What you should do: Within this material, find every line where the string "duration" appears, and copy it out.

Records to use:
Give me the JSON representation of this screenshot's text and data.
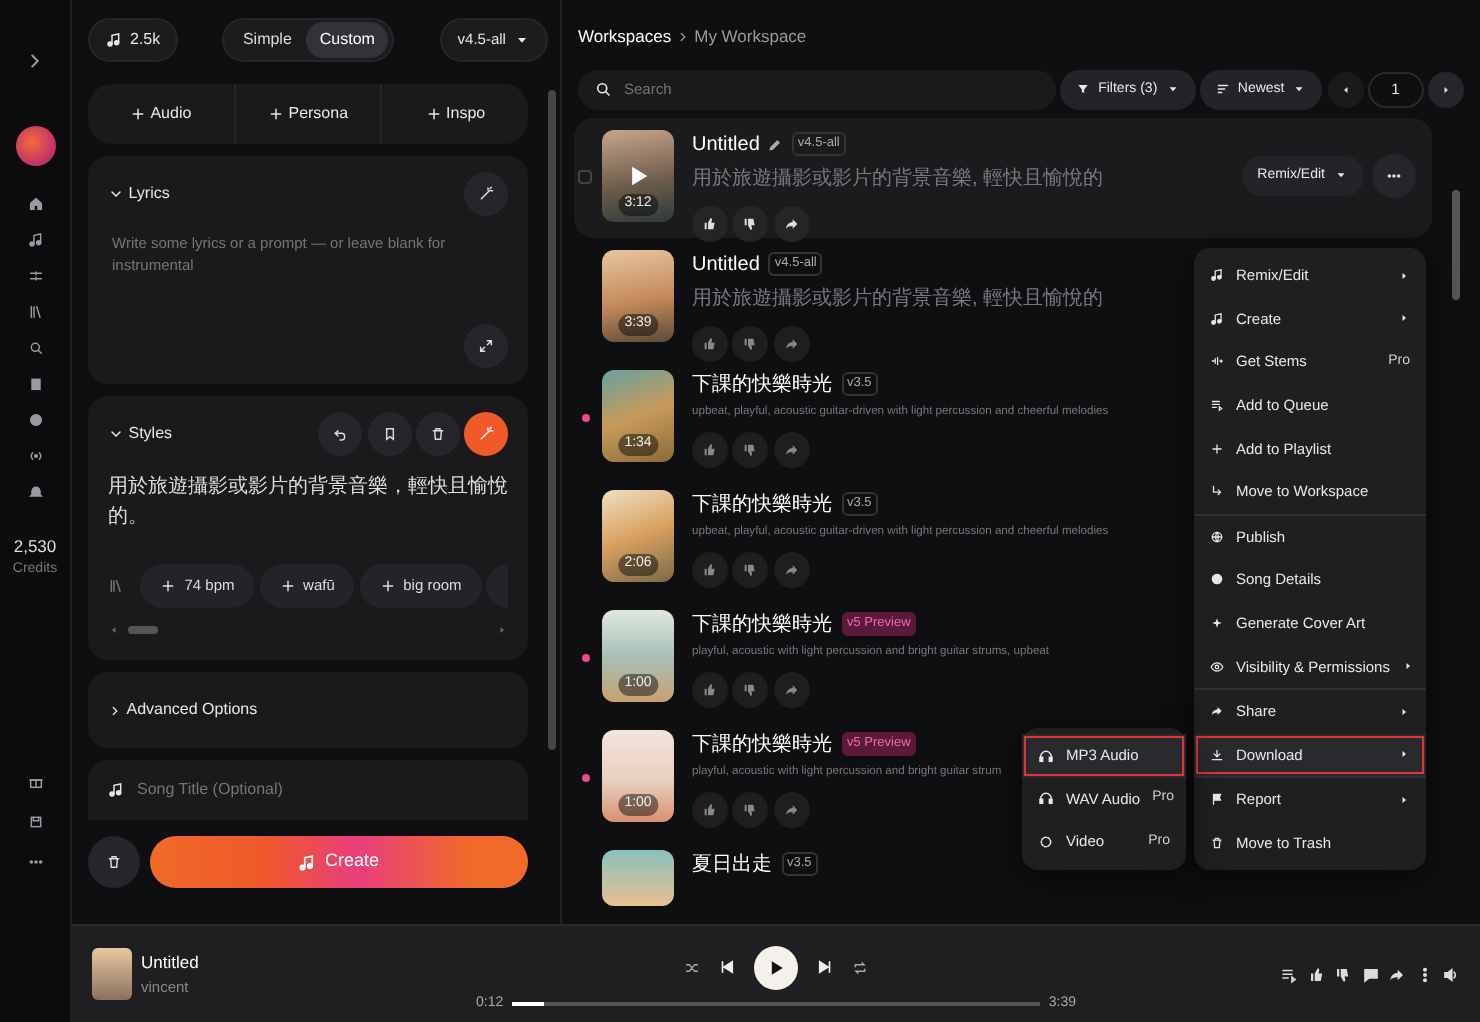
{
  "rail": {
    "credits": "2,530",
    "credits_label": "Credits"
  },
  "top": {
    "credits_chip": "2.5k",
    "modes": [
      {
        "label": "Simple",
        "selected": false
      },
      {
        "label": "Custom",
        "selected": true
      }
    ],
    "model": "v4.5-all"
  },
  "add_buttons": [
    "Audio",
    "Persona",
    "Inspo"
  ],
  "lyrics": {
    "title": "Lyrics",
    "expanded": true,
    "placeholder": "Write some lyrics or a prompt — or leave blank for instrumental"
  },
  "styles": {
    "title": "Styles",
    "expanded": true,
    "value": "用於旅遊攝影或影片的背景音樂，輕快且愉悅的。",
    "tags": [
      "74 bpm",
      "wafū",
      "big room"
    ]
  },
  "advanced": {
    "title": "Advanced Options",
    "expanded": false
  },
  "song_title": {
    "placeholder": "Song Title (Optional)"
  },
  "create_button": "Create",
  "breadcrumb": [
    "Workspaces",
    "My Workspace"
  ],
  "search": {
    "placeholder": "Search"
  },
  "filters": "Filters (3)",
  "sort": "Newest",
  "page": "1",
  "songs": [
    {
      "title": "Untitled",
      "version": "v4.5-all",
      "preview": false,
      "description": "用於旅遊攝影或影片的背景音樂, 輕快且愉悅的",
      "duration": "3:12",
      "hovered": true,
      "new": false
    },
    {
      "title": "Untitled",
      "version": "v4.5-all",
      "preview": false,
      "description": "用於旅遊攝影或影片的背景音樂, 輕快且愉悅的",
      "duration": "3:39",
      "hovered": false,
      "new": false
    },
    {
      "title": "下課的快樂時光",
      "version": "v3.5",
      "preview": false,
      "description": "upbeat, playful, acoustic guitar-driven with light percussion and cheerful melodies",
      "duration": "1:34",
      "hovered": false,
      "new": true
    },
    {
      "title": "下課的快樂時光",
      "version": "v3.5",
      "preview": false,
      "description": "upbeat, playful, acoustic guitar-driven with light percussion and cheerful melodies",
      "duration": "2:06",
      "hovered": false,
      "new": false
    },
    {
      "title": "下課的快樂時光",
      "version": "v5 Preview",
      "preview": true,
      "description": "playful, acoustic with light percussion and bright guitar strums, upbeat",
      "duration": "1:00",
      "hovered": false,
      "new": true
    },
    {
      "title": "下課的快樂時光",
      "version": "v5 Preview",
      "preview": true,
      "description": "playful, acoustic with light percussion and bright guitar strum",
      "duration": "1:00",
      "hovered": false,
      "new": true
    },
    {
      "title": "夏日出走",
      "version": "v3.5",
      "preview": false,
      "hovered": false,
      "new": false
    }
  ],
  "remix_button": "Remix/Edit",
  "menu": [
    [
      {
        "label": "Remix/Edit",
        "submenu": true,
        "highlighted": false
      },
      {
        "label": "Create",
        "submenu": true,
        "highlighted": false
      },
      {
        "label": "Get Stems",
        "badge": "Pro",
        "submenu": false,
        "highlighted": false
      },
      {
        "label": "Add to Queue",
        "submenu": false,
        "highlighted": false
      },
      {
        "label": "Add to Playlist",
        "submenu": false,
        "highlighted": false
      },
      {
        "label": "Move to Workspace",
        "submenu": false,
        "highlighted": false
      }
    ],
    [
      {
        "label": "Publish",
        "submenu": false,
        "highlighted": false
      },
      {
        "label": "Song Details",
        "submenu": false,
        "highlighted": false
      },
      {
        "label": "Generate Cover Art",
        "submenu": false,
        "highlighted": false
      },
      {
        "label": "Visibility & Permissions",
        "submenu": true,
        "highlighted": false
      }
    ],
    [
      {
        "label": "Share",
        "submenu": true,
        "highlighted": false
      },
      {
        "label": "Download",
        "submenu": true,
        "highlighted": true
      }
    ],
    [
      {
        "label": "Report",
        "submenu": true,
        "highlighted": false
      },
      {
        "label": "Move to Trash",
        "submenu": false,
        "highlighted": false
      }
    ]
  ],
  "submenu": [
    {
      "label": "MP3 Audio",
      "highlighted": true
    },
    {
      "label": "WAV Audio",
      "badge": "Pro",
      "highlighted": false
    },
    {
      "label": "Video",
      "badge": "Pro",
      "highlighted": false
    }
  ],
  "player": {
    "title": "Untitled",
    "artist": "vincent",
    "elapsed": "0:12",
    "total": "3:39",
    "level": 0.06
  }
}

Your response:
      "duration": "3:12",
      "duration": "3:39",
      "duration": "1:34",
      "duration": "2:06",
      "duration": "1:00",
      "duration": "1:00",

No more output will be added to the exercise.